A video of two sisters, fending off harassers on a bus, while bystanders stood by and did nothing, has now made the rounds on the internet. From the streets of Delhi to offices in Washington D.C., millions of viewers have seen footage of the two brave young women, who fought back against men who physically and verbally harassed women who were simply riding the bus. While the public, media and those in power were still heaping praise on these two girls for their brave actions and the videos helped spur long-overdue conversations about the violence so many women experience, yet another video of the same sisters involved in a similar incident emerged. With the emergence of a new video, the public's discourse about the incidents and the violence that is ever-present in women's lives took a complete U-turn, with those who were previously lavishing praise upon the girls, now taking back their words.
Further, rewards announced by the government of India to honor the girls' bravery, have been withheld, making the girls look like criminals, a move designed to undercut their brave actions, even in the face of harassment.
What's more, some have criticized the girls' decision to defend themselves in a so-called "masculine" way and others have raised questions about the girls' intentions, suggesting that these incidents were somehow manipulated or engineered by the girls themselves, a particularly egregious claim considering what we know about women's experiences of violence on buses, trains, and the majority of India's public spaces on a daily basis. Further, it's shocking to see that some are vociferously defending boys, regardless of their violent behavior or actions and the debate is unfortunately getting polarized with the public losing sight of the real story, which is the ever-present violence and aggression that women in India experience every day.
The truth of the matter is that the stories coming from India's women and girls are shocking, and the hard-to-watch video footage of the attack on the bus provides us with a stark visual of the horrific reality that women in India must endure while simply riding the bus and moving through public spaces. Indeed since the two videos have been released, reports have surfaced from Delhi that a 25 year-old woman was raped by an Uber driver, who went on to drop off the woman at home and threatened her not to tell the authorities.
With stories like these, it's no surprise that data has shown that throughout India, many women don't feel safe in public spaces. Trains, sidewalks, buses, markets, and other public spaces provide little sanctuary for women, often serving as spaces where it's appropriate for men to leer, shout at, grab, or otherwise sexually harass women. Intervention by bystanders is reported to be incredibly low, with few people willing to interfere when they see violence, harassment or aggression toward women in public. Indeed, little response from others on the bus, as seen on the video, speaks volumes about the high level of apathy toward violence against women in public.
And with data from the National Crime Records Bureau showing that 92 women are raped across India every day, it's not hard to understand how some women feel as if they have little option but to physically fight back.

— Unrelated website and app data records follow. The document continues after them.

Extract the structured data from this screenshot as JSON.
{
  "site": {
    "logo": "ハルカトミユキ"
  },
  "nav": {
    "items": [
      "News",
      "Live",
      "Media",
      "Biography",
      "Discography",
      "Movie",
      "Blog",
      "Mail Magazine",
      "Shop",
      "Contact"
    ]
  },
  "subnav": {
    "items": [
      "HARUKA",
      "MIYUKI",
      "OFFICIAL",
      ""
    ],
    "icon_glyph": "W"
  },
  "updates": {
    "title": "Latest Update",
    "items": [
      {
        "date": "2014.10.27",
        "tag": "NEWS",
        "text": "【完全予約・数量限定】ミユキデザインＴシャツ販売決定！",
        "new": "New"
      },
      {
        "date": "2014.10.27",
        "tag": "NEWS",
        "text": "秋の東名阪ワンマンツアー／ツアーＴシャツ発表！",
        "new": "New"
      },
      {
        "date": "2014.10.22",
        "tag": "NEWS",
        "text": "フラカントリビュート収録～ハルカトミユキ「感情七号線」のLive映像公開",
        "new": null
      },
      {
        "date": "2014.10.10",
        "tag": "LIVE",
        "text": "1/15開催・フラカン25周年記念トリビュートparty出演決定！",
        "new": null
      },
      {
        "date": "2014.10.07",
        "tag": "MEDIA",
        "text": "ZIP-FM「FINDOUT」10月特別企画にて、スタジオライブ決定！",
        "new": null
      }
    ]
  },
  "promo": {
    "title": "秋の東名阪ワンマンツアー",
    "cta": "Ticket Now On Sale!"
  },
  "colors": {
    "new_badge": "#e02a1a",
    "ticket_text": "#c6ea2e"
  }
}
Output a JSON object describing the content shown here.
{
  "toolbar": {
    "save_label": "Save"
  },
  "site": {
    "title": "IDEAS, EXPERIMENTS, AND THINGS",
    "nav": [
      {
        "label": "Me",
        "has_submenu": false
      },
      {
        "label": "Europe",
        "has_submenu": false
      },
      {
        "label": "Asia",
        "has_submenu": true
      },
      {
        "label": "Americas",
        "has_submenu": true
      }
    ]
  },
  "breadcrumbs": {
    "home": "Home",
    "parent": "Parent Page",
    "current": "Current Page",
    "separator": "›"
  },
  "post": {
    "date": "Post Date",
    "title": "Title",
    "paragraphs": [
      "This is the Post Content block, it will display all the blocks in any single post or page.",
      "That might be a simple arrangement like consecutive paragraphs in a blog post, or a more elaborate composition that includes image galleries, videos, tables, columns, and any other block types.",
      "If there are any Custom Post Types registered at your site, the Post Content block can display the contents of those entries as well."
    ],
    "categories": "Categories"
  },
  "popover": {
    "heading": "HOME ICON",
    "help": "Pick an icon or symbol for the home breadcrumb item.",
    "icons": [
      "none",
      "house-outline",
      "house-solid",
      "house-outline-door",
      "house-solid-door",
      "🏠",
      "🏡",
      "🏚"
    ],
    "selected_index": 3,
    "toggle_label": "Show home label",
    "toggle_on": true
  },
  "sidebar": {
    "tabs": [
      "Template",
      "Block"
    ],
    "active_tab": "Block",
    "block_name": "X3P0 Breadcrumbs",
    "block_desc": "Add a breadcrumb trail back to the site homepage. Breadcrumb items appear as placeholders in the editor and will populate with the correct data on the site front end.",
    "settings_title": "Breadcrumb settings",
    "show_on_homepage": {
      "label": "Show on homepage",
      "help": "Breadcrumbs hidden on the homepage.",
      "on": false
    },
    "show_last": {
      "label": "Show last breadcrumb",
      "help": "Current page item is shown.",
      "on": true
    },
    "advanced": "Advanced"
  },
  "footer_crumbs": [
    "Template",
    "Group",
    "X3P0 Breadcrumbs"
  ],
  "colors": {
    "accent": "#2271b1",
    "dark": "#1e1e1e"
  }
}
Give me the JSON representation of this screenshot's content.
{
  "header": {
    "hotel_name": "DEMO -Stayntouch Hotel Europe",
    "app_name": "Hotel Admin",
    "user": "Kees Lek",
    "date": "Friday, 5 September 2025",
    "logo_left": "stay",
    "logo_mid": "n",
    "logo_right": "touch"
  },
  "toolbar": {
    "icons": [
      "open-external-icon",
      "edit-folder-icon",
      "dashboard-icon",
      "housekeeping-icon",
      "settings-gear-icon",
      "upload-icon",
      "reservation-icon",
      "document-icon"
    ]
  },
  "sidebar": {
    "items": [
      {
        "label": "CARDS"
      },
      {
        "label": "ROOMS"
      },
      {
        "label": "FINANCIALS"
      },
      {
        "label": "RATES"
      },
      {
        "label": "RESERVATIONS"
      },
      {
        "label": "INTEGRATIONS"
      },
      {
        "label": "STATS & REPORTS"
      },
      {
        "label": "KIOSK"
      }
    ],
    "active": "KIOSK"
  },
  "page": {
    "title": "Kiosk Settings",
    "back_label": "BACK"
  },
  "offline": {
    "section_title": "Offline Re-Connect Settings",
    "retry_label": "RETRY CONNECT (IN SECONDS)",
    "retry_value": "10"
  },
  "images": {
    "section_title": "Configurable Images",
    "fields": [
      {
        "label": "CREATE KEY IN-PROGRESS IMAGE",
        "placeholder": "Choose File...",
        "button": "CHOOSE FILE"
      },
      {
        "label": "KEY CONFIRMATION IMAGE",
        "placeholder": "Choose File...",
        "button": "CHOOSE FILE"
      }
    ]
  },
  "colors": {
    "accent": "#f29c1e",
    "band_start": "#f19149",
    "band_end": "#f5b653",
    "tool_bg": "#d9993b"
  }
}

The reality is that when it comes to violence against women, the response from bystanders, police, and even local and federal governments have been woefully inadequate. In order to tackle a systemic problem, such as gender-based violence, the government must do more to hold perpetrators accountable, take seriously challenges to women's safety, and ensure that women are free to move about public spaces without the constant fear of experiencing violence. As long as the burden continues to remain on women and girls to prevent harassment and single-handedly change the public's attitude about the value of women and girls, they will fight back, even at risk of their own personal safety, just as the girls in Rohtak, India have done.
The viral videos provide just one snapshot of the reality faced by India's women and girls, but the real causes and consequences of this ever-present violence have remained absent from the conversation. The backlash exhibited by some in public show just how quickly society is to place blame on women and girls, even when they themselves are the victims of violence.
From the public's reaction to the videos and the backlash and media's trial of the girls, it's clearer than ever before that without changing attitudes towards women and girls and without a truly 'just' criminal justice system, which takes seriously the documented threats to women's safety, India's women and girls will always be the ones forced to defend themselves for their actions. And one should not be surprised if more and more videos keep springing up.